Did you hear the one about the Jewish feminist, the Methodist evangelical, and the first century gospel writer? It resulted in a great gift for the church. The Gospel of Luke by Amy-Jill Levine and Ben Witherington III is the first commentary of its kind. Amy-Jill provides a Jewish voice and Ben a Christian voice as they engage in a stimulating discussion with the Gospel. I like the way they say it “Ours is not a debating commentary; ours is a ‘come let us reason together and talk’ commentary.”
I have not yet read it in its entirety. But what I have read I find fascinating. The approach is novel. It is helpful for a critical reading of the text but not only that, this approach is helpful as a way of living. While it is important to express conflicting views rather than pretend they do not exist, they are able to maintain some sense of sensibility. The authors prefer to dialogue with respect for the text, for those who listen to the text, and for one another. Although they differ often, they exhibit a working friendship with peacemaking as a goal. I love the way they say this “Biblical studies should not be a contact sport, with its own sections of cheerleaders.” For me, it comes across as (apologies to Amy-Jill) a very Christian effort.
Amy-Jill and Ben refer to the author as “Luke” without making a serious attempt to identify this “Luke.” They agree that “Luke” writes sometime during the second or third generation of Jesus followers. They agree that the Gospel is written to an ideal audience known as “Theophilus.” This recipient has insider information and already knows something about Jesus. Theophilus is a gentile who is familiar with Jewish scripture and has sympathy for the Roman presence.
Just as they make no strong effort to identify who “Luke” or “Theophilus” are, they do not discuss at length potential sources or synoptic relationships. Instead, they emphasize the text, which they would both encourage to be read out loud. Finally, both Amy-Jill and Ben agree that Luke writes with an agenda. And that is “to show how Jesus of Nazareth is the world’s preeminent teacher, healer, and savior who should be heeded, imitated, and finally worshipped.”

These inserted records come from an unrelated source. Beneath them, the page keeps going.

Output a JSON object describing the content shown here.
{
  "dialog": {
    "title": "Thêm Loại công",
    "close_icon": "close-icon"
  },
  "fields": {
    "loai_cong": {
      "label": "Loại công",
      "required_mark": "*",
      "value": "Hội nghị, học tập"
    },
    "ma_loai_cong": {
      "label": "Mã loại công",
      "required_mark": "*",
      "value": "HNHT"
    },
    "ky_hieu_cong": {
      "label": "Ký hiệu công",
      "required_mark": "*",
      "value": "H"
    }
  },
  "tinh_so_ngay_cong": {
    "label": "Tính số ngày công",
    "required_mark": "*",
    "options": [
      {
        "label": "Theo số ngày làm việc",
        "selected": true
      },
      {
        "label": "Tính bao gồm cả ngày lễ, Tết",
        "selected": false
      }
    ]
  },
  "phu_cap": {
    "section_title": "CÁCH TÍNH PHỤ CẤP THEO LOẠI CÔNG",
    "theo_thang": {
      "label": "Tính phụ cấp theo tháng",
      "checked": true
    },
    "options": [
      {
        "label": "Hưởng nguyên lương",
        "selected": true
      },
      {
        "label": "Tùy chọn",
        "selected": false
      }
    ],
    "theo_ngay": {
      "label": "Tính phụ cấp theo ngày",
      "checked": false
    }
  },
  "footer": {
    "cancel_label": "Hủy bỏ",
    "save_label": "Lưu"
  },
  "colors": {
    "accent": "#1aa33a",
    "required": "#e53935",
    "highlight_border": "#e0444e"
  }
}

Perhaps what both authors want most is for readers to feel as if they are invited into the conversation.